Second, what will my siblings think? I feel as though I’m abandoning them, becoming an adopted son rather than remaining a part of a close-knit family. We have a special, shared history and experiences, both before and on The Farm. Yes, we’ve all been apart for several years, and I’ve spent more time on The Farm than any of them – more time than anyone in the history of The Farm, except adopted daughter Nancy. So, maybe I do have a legitimate claim for being adopted. But I feel as if I’m being given extraordinary, singular and special treatment. Do I deserve to be adopted? If so, does that mean my siblings didn’t deserve to be adopted?
I dreaded adoption for many years because it likely would take me away from my siblings. And, I know little about what it means to be adopted or its legal ramifications. It’s that word, “legal,” where my knowledge, as a seventeen-year-old farm boy, is woefully inadequate. I don’t understand the potential legal ramifications, nor has the thought even crossed my mind. My naïve view is that I live on The Farm with Mom and Dad, I consider them my parents and they treat me like a son. Why do things need to change? So, I hesitantly express that view to Mom, standing there by the chicken house with dead chickens lying around, and a bloody ax still in my hand. The scene is surreal.
Mom nods understandingly.
“We feel the same way about you, Richard, but adoption would bring more completeness and closure for us. You feel like a son to us. You are a son to us. Adoption just makes it official.”
After a couple seconds pause, I ask, “Would I need to change my last name?”
She’s slow to answer, as if sensing my unease with the subject. She doesn’t say with finality, “Yes.” Rather, she circles around it by saying, “Well, Dad and I haven’t discussed that, but we’d probably like you to.”
I interpret that answer as a self-imposed “Yes.” It sounds like it’s important to them, and if I choose to be adopted, I’ll change my last name out of respect for their wishes as my parents.

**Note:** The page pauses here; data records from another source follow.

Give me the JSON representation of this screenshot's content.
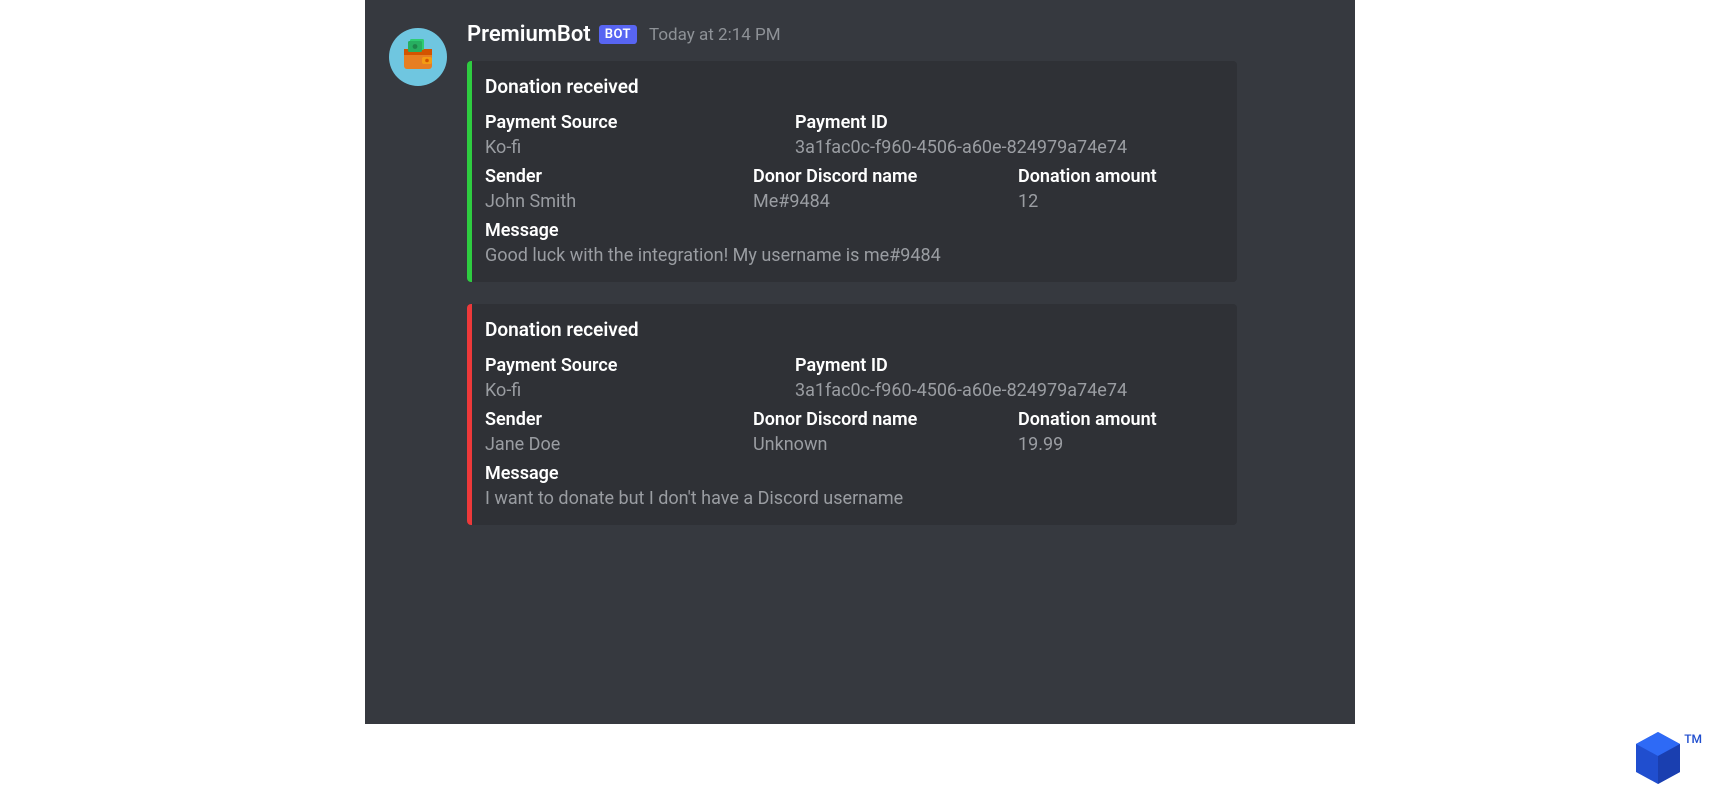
{
  "author": "PremiumBot",
  "bot_badge": "BOT",
  "timestamp": "Today at 2:14 PM",
  "colors": {
    "accent_green": "#2ecc40",
    "accent_red": "#ed393a",
    "bot_badge_bg": "#5865f2"
  },
  "icon_name": "wallet-icon",
  "embeds": [
    {
      "stripe": "green",
      "title": "Donation received",
      "row1": {
        "payment_source_label": "Payment Source",
        "payment_source_value": "Ko-fi",
        "payment_id_label": "Payment ID",
        "payment_id_value": "3a1fac0c-f960-4506-a60e-824979a74e74"
      },
      "row2": {
        "sender_label": "Sender",
        "sender_value": "John Smith",
        "donor_label": "Donor Discord name",
        "donor_value": "Me#9484",
        "amount_label": "Donation amount",
        "amount_value": "12"
      },
      "message_label": "Message",
      "message_value": "Good luck with the integration! My username is me#9484"
    },
    {
      "stripe": "red",
      "title": "Donation received",
      "row1": {
        "payment_source_label": "Payment Source",
        "payment_source_value": "Ko-fi",
        "payment_id_label": "Payment ID",
        "payment_id_value": "3a1fac0c-f960-4506-a60e-824979a74e74"
      },
      "row2": {
        "sender_label": "Sender",
        "sender_value": "Jane Doe",
        "donor_label": "Donor Discord name",
        "donor_value": "Unknown",
        "amount_label": "Donation amount",
        "amount_value": "19.99"
      },
      "message_label": "Message",
      "message_value": "I want to donate but I don't have a Discord username"
    }
  ],
  "trademark": "TM"
}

“Let me think about it,” I say and go back to picking up chickens. A few seconds later I turn back to Mom.
“Mom,” and I pause, searching for the right words to say.
“Thanks for wanting to adopt me.”
I do a lot of thinking about it during the coming weeks, and about how my siblings would feel. Mom and Dad’s feelings are important, but my birth family is also important.
In the end, I take the noncommittal way out. I never bring the subject up again. Nor does Mom or Dad. Are they hurt and disappointed that I didn’t come forward and say, “Yes”? They probably are, but their actions and attitudes never reflect it. They continue to treat me like their son, even when I choose to leave The Farm after high school.
Epilogue: It would be more than twenty years before I confide with my siblings about the adoption offer. I’d maintained the feeling that they would be mad or resentful that Mom and Dad wanted to adopt me and not them.
When I finally told them, they were both surprised and disappointed I hadn’t accepted the offer. They fully understood the legal ramifications of adoption and the likely advantages I’d unknowingly given up.
Next Week: Nick’s journey to the United States Naval Academy takes an unusual twist, courtesy of his foster mother, Ruth Williams.